The scope of this study was to provide an evidence-based tool to predict RTS after lateral ankle sprain. The authors indicated that this was necessary since there are many recurrences of lateral ankle sprains and many develop chronic ankle instability. They stated that no validated criteria for RTS were available. The only evidence here exists in the PAASS criteria, which were derived from consensus by the International Ankle Consortium. We published a blog earlier, describing this consensus statement. Read it here.

In this first step, it became clear that the tool had good psychometric properties. The use of this tool should be further examined to determine its predictive capability since this requires a validation study in a different sample. When the results are results are reproducible, ideally, this should be followed by an impact analysis to determine if this prediction model improves patient outcomes and then, it can finally be implemented in real-life practice.


Take home messages

When someone performs the Ankle-Go test battery at 2 months after they sustained a sprained ankle, a score of 8 has a specificity of 0.66 for RTS at 4 months. Clinically, this means that patients who do not reach a score of 8 points at 2 months are unlikely to return to their preinjury level of sport at 4 months. When patients achieve a score of 7 or less at two months, their probability of RTS after lateral ankle sprain at 4 months is low.
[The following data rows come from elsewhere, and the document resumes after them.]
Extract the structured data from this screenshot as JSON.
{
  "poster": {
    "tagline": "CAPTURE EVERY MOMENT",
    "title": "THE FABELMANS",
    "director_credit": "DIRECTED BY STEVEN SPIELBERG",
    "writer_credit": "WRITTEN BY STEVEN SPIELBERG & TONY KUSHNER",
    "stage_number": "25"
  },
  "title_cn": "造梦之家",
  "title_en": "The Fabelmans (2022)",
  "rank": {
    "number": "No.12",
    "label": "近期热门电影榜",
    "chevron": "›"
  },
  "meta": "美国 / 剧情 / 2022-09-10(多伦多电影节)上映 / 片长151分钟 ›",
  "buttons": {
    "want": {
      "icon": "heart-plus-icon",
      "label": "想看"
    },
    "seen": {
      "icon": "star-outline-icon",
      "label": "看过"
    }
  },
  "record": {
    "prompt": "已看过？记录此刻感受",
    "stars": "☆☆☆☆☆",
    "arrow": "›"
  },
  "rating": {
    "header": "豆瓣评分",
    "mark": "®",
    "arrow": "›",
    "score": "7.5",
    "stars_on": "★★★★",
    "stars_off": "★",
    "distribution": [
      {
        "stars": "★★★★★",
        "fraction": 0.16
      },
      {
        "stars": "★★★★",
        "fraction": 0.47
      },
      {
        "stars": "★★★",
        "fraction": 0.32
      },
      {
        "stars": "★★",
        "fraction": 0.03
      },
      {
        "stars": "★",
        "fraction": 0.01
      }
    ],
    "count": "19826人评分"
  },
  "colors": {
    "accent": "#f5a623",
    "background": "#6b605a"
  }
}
You can use this target score to adjust the rehabilitation process. When your patient scores below 7 at two months, the rehab should be adapted to address the specific functional difficulties leading to the lower Ankle-Go score. This can further lead your decision-making process in the clearance of athletes to RTS. Importantly, the current study did not test return-to-performance. You can use the Ankle-Go tool at anklego.com



Picot B, Lopes R, Rauline G, Fourchet F, Hardy A. Development and Validation of the Ankle-GO Score for Discriminating and Predicting Return-to-Sport Outcomes After Lateral Ankle Sprain. Sports Health. 2024 Jan-Feb;16(1):47-57. doi: 10.1177/19417381231183647. Epub 2023 Jul 11. PMID: 37434508; PMCID: PMC10732116. 



Whether you’re working with high-level or amateur athletes you don’t want to miss these risk factors which could expose them to higher risk of injury. This webinar will enable you to spot those risk factors to work on them during rehab!


Lower limb muscle injuries webinar cta
Download our FREE app